SOURCE DATA
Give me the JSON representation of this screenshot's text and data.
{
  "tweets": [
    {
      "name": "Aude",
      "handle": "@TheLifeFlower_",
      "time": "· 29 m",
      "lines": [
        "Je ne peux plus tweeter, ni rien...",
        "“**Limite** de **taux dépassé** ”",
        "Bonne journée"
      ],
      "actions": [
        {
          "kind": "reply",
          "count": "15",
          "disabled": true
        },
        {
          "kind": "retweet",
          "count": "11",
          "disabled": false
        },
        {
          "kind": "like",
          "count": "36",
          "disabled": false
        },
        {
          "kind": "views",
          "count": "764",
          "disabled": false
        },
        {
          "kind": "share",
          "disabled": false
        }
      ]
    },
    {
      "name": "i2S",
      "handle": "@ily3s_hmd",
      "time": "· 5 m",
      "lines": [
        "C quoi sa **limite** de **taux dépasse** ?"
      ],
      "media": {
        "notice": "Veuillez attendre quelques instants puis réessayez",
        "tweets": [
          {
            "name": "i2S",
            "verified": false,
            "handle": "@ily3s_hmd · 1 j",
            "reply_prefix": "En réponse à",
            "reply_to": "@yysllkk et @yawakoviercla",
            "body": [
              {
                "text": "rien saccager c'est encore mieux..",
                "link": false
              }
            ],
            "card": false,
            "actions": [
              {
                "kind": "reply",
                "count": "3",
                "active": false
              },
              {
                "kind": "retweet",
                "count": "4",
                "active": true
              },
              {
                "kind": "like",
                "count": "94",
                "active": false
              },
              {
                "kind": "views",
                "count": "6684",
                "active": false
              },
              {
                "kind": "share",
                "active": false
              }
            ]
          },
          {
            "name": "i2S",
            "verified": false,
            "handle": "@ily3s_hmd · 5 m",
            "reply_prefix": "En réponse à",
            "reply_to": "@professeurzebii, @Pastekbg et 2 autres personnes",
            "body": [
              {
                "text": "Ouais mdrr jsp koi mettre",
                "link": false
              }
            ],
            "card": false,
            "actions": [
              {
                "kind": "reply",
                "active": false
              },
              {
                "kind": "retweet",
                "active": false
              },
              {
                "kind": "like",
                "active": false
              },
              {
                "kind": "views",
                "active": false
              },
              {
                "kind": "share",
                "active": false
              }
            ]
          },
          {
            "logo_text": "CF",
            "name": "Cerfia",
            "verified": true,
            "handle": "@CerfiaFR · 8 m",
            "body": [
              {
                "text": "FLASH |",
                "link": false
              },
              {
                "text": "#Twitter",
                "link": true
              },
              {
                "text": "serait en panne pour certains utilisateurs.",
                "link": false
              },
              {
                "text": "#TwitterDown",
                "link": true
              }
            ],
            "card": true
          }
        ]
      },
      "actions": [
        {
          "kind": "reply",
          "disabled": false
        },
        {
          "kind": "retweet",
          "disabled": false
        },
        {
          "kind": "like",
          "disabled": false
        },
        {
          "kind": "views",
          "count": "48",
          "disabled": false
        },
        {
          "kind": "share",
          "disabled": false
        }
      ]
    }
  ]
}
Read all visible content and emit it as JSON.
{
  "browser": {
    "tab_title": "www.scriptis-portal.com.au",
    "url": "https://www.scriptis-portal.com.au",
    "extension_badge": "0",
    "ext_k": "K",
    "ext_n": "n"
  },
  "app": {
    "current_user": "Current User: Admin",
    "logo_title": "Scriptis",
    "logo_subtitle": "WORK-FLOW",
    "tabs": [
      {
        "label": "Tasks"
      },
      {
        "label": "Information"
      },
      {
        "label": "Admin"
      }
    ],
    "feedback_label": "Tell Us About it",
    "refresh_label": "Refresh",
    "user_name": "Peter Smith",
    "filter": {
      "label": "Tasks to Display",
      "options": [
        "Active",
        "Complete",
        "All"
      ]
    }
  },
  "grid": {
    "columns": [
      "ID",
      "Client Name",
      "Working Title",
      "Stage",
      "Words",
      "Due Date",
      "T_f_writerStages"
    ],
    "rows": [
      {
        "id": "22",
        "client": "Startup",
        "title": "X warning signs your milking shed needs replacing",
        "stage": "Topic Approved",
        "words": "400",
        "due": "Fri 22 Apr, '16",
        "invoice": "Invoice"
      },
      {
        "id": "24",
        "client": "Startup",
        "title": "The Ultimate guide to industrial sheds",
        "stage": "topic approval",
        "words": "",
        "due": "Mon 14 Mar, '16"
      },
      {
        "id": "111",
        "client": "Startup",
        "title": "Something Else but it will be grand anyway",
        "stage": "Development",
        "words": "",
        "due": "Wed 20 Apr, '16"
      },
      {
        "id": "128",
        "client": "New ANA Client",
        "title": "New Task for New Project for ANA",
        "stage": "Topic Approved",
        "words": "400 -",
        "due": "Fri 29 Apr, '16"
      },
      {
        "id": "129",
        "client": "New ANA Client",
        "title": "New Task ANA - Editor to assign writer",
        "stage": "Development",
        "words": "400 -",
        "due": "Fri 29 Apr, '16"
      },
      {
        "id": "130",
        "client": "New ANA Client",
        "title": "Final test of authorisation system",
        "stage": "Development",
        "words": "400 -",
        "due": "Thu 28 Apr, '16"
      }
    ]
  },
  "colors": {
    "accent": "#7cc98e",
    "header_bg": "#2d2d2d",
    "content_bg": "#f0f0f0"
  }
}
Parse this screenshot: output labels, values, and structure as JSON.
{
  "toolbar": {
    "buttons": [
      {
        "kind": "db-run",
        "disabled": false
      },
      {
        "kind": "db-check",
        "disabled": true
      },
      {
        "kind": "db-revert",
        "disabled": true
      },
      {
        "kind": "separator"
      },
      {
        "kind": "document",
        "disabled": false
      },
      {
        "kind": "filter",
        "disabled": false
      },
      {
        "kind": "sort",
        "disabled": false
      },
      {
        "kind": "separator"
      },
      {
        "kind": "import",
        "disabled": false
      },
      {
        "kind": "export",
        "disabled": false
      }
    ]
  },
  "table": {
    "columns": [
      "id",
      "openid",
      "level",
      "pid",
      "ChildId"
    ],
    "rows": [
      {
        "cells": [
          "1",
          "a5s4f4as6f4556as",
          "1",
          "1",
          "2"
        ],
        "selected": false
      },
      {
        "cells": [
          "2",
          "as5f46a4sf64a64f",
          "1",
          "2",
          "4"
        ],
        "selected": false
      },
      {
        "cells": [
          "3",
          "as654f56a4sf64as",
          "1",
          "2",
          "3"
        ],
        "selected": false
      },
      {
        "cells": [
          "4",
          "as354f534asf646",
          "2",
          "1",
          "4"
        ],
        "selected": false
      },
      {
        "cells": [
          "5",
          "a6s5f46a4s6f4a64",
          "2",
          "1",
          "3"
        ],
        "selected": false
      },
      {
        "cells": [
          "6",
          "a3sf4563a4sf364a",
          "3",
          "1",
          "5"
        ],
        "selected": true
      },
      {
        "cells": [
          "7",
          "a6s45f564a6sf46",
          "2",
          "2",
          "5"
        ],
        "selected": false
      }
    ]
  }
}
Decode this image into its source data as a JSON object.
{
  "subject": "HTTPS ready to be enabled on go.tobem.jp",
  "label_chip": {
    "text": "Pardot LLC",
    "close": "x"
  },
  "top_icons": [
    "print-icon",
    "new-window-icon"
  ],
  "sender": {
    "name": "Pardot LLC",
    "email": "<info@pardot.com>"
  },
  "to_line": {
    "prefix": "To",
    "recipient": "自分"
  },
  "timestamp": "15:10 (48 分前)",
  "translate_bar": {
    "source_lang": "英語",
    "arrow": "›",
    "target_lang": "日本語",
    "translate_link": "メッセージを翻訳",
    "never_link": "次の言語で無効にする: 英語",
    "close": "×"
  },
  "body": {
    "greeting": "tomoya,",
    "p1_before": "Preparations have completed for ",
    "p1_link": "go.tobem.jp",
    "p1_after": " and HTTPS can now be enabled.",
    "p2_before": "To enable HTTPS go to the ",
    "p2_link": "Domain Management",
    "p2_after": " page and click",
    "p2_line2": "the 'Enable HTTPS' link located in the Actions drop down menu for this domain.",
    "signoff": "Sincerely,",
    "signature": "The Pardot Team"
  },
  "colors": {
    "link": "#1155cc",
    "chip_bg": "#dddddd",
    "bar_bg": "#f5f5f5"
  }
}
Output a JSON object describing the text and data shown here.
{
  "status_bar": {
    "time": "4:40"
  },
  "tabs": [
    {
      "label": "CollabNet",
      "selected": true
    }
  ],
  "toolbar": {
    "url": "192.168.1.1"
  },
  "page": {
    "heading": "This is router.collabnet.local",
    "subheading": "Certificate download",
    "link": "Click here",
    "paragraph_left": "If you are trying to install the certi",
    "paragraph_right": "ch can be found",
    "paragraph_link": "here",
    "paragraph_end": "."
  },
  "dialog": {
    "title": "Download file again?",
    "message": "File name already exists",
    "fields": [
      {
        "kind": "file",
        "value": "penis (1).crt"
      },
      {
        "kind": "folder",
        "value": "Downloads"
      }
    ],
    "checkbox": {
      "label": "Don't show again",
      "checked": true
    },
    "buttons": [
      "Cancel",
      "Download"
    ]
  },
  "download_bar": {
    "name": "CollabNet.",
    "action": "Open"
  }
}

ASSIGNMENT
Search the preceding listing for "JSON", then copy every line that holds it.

REPLY
Give me the JSON representation of this screenshot's text and data.
Read all visible content and emit it as JSON.
Parse this screenshot: output labels, values, and structure as JSON.
Decode this image into its source data as a JSON object.
Output a JSON object describing the text and data shown here.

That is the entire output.